Content starts

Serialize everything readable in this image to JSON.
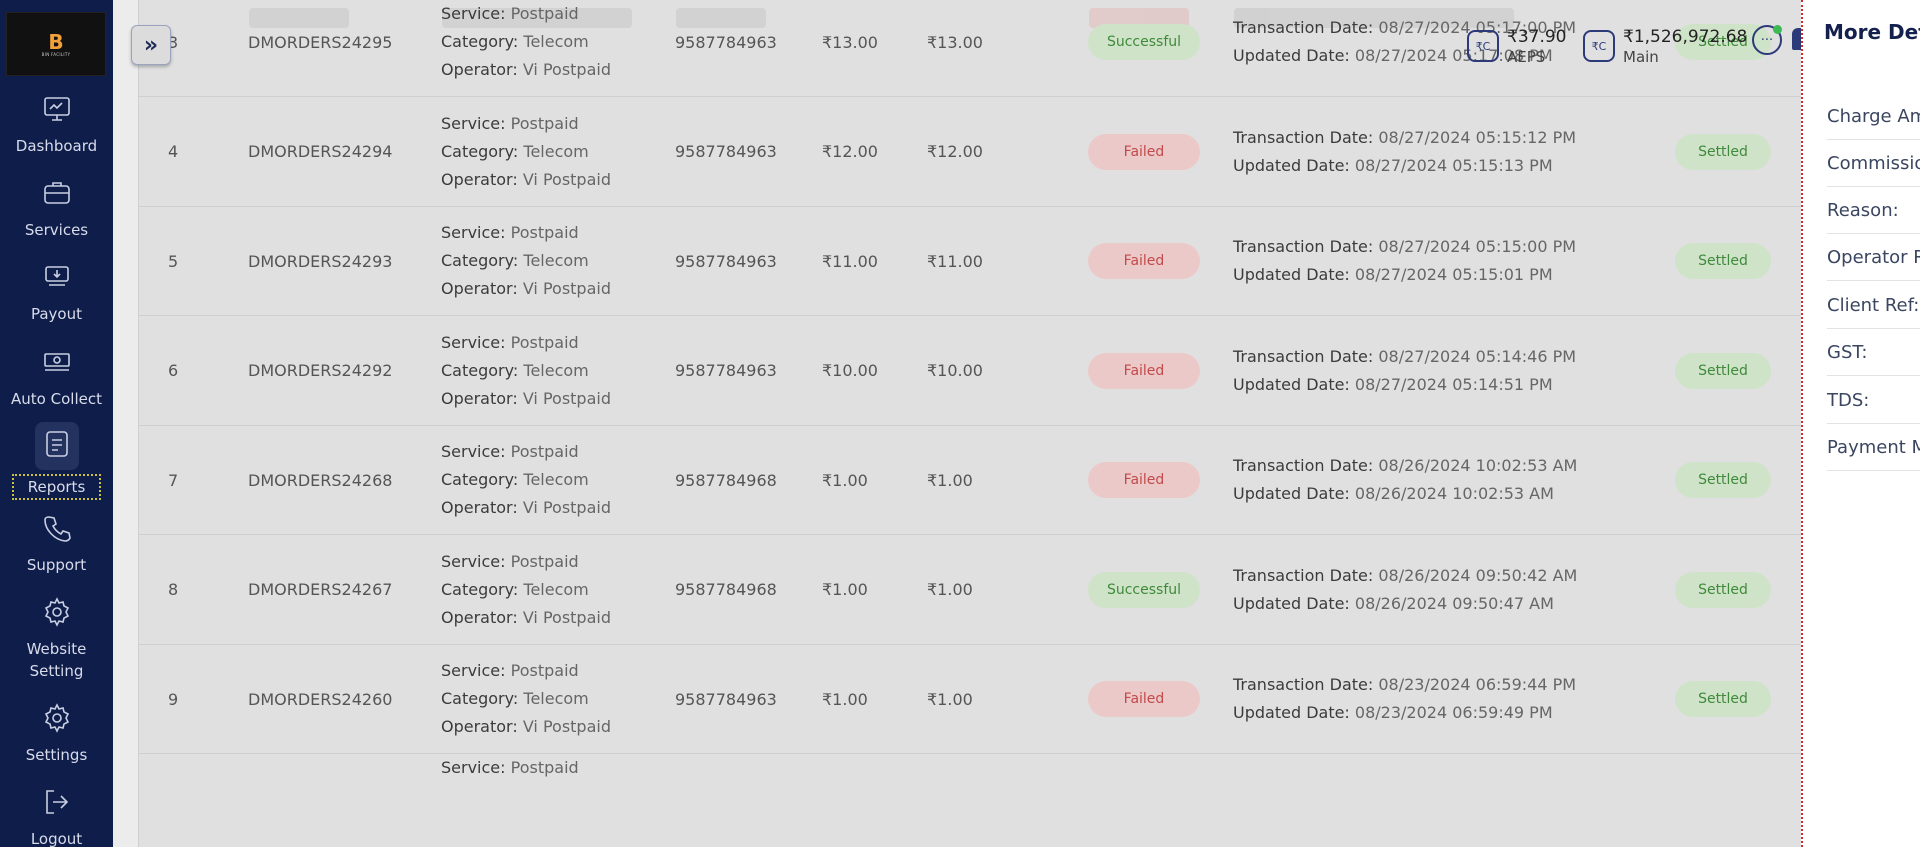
{
  "sidebar": {
    "items": [
      {
        "label": "Dashboard"
      },
      {
        "label": "Services"
      },
      {
        "label": "Payout"
      },
      {
        "label": "Auto Collect"
      },
      {
        "label": "Reports"
      },
      {
        "label": "Support"
      },
      {
        "label": "Website Setting"
      },
      {
        "label": "Settings"
      },
      {
        "label": "Logout"
      }
    ]
  },
  "header": {
    "toggle_label": "»",
    "aeps_amount": "₹37.90",
    "aeps_label": "AEPS",
    "main_amount": "₹1,526,972.68",
    "main_label": "Main",
    "wallet_icon": "₹C"
  },
  "labels": {
    "service": "Service:",
    "category": "Category:",
    "operator": "Operator:",
    "transaction_date": "Transaction Date:",
    "updated_date": "Updated Date:"
  },
  "rows": [
    {
      "num": "3",
      "order": "DMORDERS24295",
      "service": "Postpaid",
      "category": "Telecom",
      "operator": "Vi Postpaid",
      "phone": "9587784963",
      "amount": "₹13.00",
      "net": "₹13.00",
      "status": "Successful",
      "txn_date": "08/27/2024 05:17:00 PM",
      "upd_date": "08/27/2024 05:17:08 PM",
      "settle": "Settled"
    },
    {
      "num": "4",
      "order": "DMORDERS24294",
      "service": "Postpaid",
      "category": "Telecom",
      "operator": "Vi Postpaid",
      "phone": "9587784963",
      "amount": "₹12.00",
      "net": "₹12.00",
      "status": "Failed",
      "txn_date": "08/27/2024 05:15:12 PM",
      "upd_date": "08/27/2024 05:15:13 PM",
      "settle": "Settled"
    },
    {
      "num": "5",
      "order": "DMORDERS24293",
      "service": "Postpaid",
      "category": "Telecom",
      "operator": "Vi Postpaid",
      "phone": "9587784963",
      "amount": "₹11.00",
      "net": "₹11.00",
      "status": "Failed",
      "txn_date": "08/27/2024 05:15:00 PM",
      "upd_date": "08/27/2024 05:15:01 PM",
      "settle": "Settled"
    },
    {
      "num": "6",
      "order": "DMORDERS24292",
      "service": "Postpaid",
      "category": "Telecom",
      "operator": "Vi Postpaid",
      "phone": "9587784963",
      "amount": "₹10.00",
      "net": "₹10.00",
      "status": "Failed",
      "txn_date": "08/27/2024 05:14:46 PM",
      "upd_date": "08/27/2024 05:14:51 PM",
      "settle": "Settled"
    },
    {
      "num": "7",
      "order": "DMORDERS24268",
      "service": "Postpaid",
      "category": "Telecom",
      "operator": "Vi Postpaid",
      "phone": "9587784968",
      "amount": "₹1.00",
      "net": "₹1.00",
      "status": "Failed",
      "txn_date": "08/26/2024 10:02:53 AM",
      "upd_date": "08/26/2024 10:02:53 AM",
      "settle": "Settled"
    },
    {
      "num": "8",
      "order": "DMORDERS24267",
      "service": "Postpaid",
      "category": "Telecom",
      "operator": "Vi Postpaid",
      "phone": "9587784968",
      "amount": "₹1.00",
      "net": "₹1.00",
      "status": "Successful",
      "txn_date": "08/26/2024 09:50:42 AM",
      "upd_date": "08/26/2024 09:50:47 AM",
      "settle": "Settled"
    },
    {
      "num": "9",
      "order": "DMORDERS24260",
      "service": "Postpaid",
      "category": "Telecom",
      "operator": "Vi Postpaid",
      "phone": "9587784963",
      "amount": "₹1.00",
      "net": "₹1.00",
      "status": "Failed",
      "txn_date": "08/23/2024 06:59:44 PM",
      "upd_date": "08/23/2024 06:59:49 PM",
      "settle": "Settled"
    }
  ],
  "partial_row": {
    "service_label": "Service:",
    "service": "Postpaid"
  },
  "drawer": {
    "title": "More Details",
    "fields": [
      {
        "label": "Charge Amount"
      },
      {
        "label": "Commission"
      },
      {
        "label": "Reason:"
      },
      {
        "label": "Operator Ref"
      },
      {
        "label": "Client Ref:"
      },
      {
        "label": "GST:"
      },
      {
        "label": "TDS:"
      },
      {
        "label": "Payment Mode"
      }
    ]
  },
  "colors": {
    "sidebar": "#0f1d4a",
    "success": "#3f8a3a",
    "failed": "#c24a4a",
    "accent": "#14204d"
  }
}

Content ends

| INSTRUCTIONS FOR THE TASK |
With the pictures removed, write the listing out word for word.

| WRITTEN ANSWER |
Serialize everything readable in this image to JSON.
{
  "sidebar": {
    "items": [
      {
        "label": "Dashboard"
      },
      {
        "label": "Services"
      },
      {
        "label": "Payout"
      },
      {
        "label": "Auto Collect"
      },
      {
        "label": "Reports"
      },
      {
        "label": "Support"
      },
      {
        "label": "Website Setting"
      },
      {
        "label": "Settings"
      },
      {
        "label": "Logout"
      }
    ]
  },
  "header": {
    "toggle_label": "»",
    "aeps_amount": "₹37.90",
    "aeps_label": "AEPS",
    "main_amount": "₹1,526,972.68",
    "main_label": "Main",
    "wallet_icon": "₹C"
  },
  "labels": {
    "service": "Service:",
    "category": "Category:",
    "operator": "Operator:",
    "transaction_date": "Transaction Date:",
    "updated_date": "Updated Date:"
  },
  "rows": [
    {
      "num": "3",
      "order": "DMORDERS24295",
      "service": "Postpaid",
      "category": "Telecom",
      "operator": "Vi Postpaid",
      "phone": "9587784963",
      "amount": "₹13.00",
      "net": "₹13.00",
      "status": "Successful",
      "txn_date": "08/27/2024 05:17:00 PM",
      "upd_date": "08/27/2024 05:17:08 PM",
      "settle": "Settled"
    },
    {
      "num": "4",
      "order": "DMORDERS24294",
      "service": "Postpaid",
      "category": "Telecom",
      "operator": "Vi Postpaid",
      "phone": "9587784963",
      "amount": "₹12.00",
      "net": "₹12.00",
      "status": "Failed",
      "txn_date": "08/27/2024 05:15:12 PM",
      "upd_date": "08/27/2024 05:15:13 PM",
      "settle": "Settled"
    },
    {
      "num": "5",
      "order": "DMORDERS24293",
      "service": "Postpaid",
      "category": "Telecom",
      "operator": "Vi Postpaid",
      "phone": "9587784963",
      "amount": "₹11.00",
      "net": "₹11.00",
      "status": "Failed",
      "txn_date": "08/27/2024 05:15:00 PM",
      "upd_date": "08/27/2024 05:15:01 PM",
      "settle": "Settled"
    },
    {
      "num": "6",
      "order": "DMORDERS24292",
      "service": "Postpaid",
      "category": "Telecom",
      "operator": "Vi Postpaid",
      "phone": "9587784963",
      "amount": "₹10.00",
      "net": "₹10.00",
      "status": "Failed",
      "txn_date": "08/27/2024 05:14:46 PM",
      "upd_date": "08/27/2024 05:14:51 PM",
      "settle": "Settled"
    },
    {
      "num": "7",
      "order": "DMORDERS24268",
      "service": "Postpaid",
      "category": "Telecom",
      "operator": "Vi Postpaid",
      "phone": "9587784968",
      "amount": "₹1.00",
      "net": "₹1.00",
      "status": "Failed",
      "txn_date": "08/26/2024 10:02:53 AM",
      "upd_date": "08/26/2024 10:02:53 AM",
      "settle": "Settled"
    },
    {
      "num": "8",
      "order": "DMORDERS24267",
      "service": "Postpaid",
      "category": "Telecom",
      "operator": "Vi Postpaid",
      "phone": "9587784968",
      "amount": "₹1.00",
      "net": "₹1.00",
      "status": "Successful",
      "txn_date": "08/26/2024 09:50:42 AM",
      "upd_date": "08/26/2024 09:50:47 AM",
      "settle": "Settled"
    },
    {
      "num": "9",
      "order": "DMORDERS24260",
      "service": "Postpaid",
      "category": "Telecom",
      "operator": "Vi Postpaid",
      "phone": "9587784963",
      "amount": "₹1.00",
      "net": "₹1.00",
      "status": "Failed",
      "txn_date": "08/23/2024 06:59:44 PM",
      "upd_date": "08/23/2024 06:59:49 PM",
      "settle": "Settled"
    }
  ],
  "partial_row": {
    "service_label": "Service:",
    "service": "Postpaid"
  },
  "drawer": {
    "title": "More Details",
    "fields": [
      {
        "label": "Charge Amount"
      },
      {
        "label": "Commission"
      },
      {
        "label": "Reason:"
      },
      {
        "label": "Operator Ref"
      },
      {
        "label": "Client Ref:"
      },
      {
        "label": "GST:"
      },
      {
        "label": "TDS:"
      },
      {
        "label": "Payment Mode"
      }
    ]
  },
  "colors": {
    "sidebar": "#0f1d4a",
    "success": "#3f8a3a",
    "failed": "#c24a4a",
    "accent": "#14204d"
  }
}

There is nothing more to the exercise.